Exercise instructions - Copy out each line of the data that contains "JSON".

Records -
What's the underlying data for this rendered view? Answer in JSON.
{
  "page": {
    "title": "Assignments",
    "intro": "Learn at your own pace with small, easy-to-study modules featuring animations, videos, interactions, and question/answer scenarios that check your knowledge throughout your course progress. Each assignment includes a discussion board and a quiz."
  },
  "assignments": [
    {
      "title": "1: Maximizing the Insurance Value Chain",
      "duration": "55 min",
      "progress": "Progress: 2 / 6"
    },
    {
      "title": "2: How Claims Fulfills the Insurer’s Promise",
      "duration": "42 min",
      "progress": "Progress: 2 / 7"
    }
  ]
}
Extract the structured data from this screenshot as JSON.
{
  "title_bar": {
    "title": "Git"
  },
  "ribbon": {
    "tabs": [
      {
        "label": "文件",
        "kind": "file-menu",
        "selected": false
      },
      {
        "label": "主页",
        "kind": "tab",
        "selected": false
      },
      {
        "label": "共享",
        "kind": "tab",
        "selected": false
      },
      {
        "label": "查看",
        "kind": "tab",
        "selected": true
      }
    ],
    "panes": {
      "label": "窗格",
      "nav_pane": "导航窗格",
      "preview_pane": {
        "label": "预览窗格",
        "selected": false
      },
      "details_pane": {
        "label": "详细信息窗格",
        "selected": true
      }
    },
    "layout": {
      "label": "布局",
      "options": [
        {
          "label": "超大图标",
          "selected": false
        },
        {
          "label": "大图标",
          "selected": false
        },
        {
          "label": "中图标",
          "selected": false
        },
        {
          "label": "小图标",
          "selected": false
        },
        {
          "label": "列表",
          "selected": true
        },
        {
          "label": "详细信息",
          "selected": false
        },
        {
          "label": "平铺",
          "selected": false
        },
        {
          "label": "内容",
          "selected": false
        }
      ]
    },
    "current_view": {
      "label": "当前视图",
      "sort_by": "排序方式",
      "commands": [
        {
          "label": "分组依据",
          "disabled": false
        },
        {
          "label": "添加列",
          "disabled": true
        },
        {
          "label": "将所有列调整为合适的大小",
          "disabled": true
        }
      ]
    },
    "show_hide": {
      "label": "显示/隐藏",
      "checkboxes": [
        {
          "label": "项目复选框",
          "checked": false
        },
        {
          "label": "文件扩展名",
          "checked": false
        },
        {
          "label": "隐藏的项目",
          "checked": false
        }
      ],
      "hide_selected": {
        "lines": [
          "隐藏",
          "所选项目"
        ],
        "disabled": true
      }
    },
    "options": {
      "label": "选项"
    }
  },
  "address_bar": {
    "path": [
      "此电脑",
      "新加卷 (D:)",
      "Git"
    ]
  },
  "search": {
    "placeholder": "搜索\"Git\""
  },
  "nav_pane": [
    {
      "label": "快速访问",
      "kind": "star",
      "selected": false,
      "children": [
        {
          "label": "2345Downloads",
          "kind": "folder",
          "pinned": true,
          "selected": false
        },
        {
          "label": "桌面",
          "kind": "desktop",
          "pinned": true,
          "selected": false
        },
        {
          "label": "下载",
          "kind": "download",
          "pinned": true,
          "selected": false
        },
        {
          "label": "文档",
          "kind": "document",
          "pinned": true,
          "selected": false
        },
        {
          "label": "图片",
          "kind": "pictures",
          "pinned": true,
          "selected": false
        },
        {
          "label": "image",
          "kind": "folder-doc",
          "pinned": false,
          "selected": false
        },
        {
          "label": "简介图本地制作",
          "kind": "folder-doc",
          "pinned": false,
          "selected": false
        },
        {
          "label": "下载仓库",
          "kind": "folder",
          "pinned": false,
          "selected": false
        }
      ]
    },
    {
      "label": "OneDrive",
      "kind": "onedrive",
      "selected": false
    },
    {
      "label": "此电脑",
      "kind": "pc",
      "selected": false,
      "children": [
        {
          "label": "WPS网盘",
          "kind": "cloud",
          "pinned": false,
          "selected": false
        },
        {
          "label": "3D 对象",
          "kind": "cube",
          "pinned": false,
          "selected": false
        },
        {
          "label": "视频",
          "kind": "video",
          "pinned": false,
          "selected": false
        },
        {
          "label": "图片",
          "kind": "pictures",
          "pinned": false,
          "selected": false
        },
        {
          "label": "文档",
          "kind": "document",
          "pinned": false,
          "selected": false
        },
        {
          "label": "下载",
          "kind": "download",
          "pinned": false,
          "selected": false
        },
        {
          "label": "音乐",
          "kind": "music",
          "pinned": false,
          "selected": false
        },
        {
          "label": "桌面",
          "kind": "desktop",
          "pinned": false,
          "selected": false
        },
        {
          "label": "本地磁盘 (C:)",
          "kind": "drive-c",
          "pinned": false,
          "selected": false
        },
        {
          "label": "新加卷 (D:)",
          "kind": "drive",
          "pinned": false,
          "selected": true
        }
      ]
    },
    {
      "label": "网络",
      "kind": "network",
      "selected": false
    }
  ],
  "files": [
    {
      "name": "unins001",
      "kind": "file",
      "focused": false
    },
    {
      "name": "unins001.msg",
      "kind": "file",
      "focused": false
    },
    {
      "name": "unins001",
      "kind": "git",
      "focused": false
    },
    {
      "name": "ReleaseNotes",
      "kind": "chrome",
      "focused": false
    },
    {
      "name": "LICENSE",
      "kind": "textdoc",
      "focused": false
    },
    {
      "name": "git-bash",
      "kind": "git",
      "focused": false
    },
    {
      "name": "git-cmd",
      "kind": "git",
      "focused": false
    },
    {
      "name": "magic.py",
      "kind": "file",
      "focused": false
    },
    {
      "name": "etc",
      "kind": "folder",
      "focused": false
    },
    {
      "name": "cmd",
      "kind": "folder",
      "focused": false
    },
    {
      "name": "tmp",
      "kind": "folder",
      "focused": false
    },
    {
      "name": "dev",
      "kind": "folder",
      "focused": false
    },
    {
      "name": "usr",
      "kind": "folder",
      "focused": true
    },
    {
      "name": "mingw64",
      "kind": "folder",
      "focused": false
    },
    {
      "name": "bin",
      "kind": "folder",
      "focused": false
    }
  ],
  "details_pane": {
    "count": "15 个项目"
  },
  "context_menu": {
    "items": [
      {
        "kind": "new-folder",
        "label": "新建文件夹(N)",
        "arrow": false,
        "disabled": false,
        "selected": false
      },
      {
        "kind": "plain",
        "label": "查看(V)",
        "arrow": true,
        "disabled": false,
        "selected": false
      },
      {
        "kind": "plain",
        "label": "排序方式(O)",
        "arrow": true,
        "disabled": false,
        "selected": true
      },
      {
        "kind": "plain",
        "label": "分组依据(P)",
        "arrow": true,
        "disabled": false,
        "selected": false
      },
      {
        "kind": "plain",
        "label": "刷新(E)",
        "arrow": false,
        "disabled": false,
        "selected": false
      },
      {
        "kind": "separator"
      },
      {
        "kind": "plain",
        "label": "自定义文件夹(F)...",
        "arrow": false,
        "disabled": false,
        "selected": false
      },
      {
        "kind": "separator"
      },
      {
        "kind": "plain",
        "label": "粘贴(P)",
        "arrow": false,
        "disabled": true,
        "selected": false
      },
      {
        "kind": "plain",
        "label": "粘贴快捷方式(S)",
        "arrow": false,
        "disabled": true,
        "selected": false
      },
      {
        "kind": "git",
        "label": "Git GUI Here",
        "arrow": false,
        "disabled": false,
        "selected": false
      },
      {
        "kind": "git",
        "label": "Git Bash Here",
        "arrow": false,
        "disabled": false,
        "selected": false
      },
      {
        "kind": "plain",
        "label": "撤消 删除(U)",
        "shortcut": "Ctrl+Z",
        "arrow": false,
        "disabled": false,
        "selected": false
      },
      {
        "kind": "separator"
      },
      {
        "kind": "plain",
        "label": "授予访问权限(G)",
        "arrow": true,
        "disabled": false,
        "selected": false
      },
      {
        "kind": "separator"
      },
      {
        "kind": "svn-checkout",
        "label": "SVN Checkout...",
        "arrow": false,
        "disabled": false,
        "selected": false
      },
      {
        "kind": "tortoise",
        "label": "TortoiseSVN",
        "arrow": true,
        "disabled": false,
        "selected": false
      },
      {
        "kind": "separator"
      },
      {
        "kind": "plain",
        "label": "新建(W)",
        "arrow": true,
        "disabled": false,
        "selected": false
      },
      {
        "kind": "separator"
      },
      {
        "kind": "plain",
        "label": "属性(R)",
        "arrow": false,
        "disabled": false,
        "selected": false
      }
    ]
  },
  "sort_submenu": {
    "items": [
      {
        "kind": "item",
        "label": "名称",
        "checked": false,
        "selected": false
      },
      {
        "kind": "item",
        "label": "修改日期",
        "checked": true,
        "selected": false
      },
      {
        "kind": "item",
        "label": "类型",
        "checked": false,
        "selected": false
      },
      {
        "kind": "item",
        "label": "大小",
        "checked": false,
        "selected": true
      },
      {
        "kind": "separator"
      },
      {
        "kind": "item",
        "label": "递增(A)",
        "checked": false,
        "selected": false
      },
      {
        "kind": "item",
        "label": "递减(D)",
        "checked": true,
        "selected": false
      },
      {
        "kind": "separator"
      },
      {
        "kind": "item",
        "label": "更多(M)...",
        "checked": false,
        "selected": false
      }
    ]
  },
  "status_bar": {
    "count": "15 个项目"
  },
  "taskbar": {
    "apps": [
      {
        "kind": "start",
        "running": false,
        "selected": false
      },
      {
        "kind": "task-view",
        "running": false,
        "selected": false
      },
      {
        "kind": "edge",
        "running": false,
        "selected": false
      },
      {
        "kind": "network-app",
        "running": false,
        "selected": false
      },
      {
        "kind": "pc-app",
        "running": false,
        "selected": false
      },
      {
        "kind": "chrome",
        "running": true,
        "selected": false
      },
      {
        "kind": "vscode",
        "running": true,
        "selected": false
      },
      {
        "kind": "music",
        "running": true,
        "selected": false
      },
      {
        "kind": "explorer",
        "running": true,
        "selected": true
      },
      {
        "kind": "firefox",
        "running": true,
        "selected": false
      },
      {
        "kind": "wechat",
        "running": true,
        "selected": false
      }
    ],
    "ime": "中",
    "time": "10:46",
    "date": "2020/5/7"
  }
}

Answer to the exercise -
What's the underlying data for this rendered view? Answer in JSON.
Extract the structured data from this screenshot as JSON.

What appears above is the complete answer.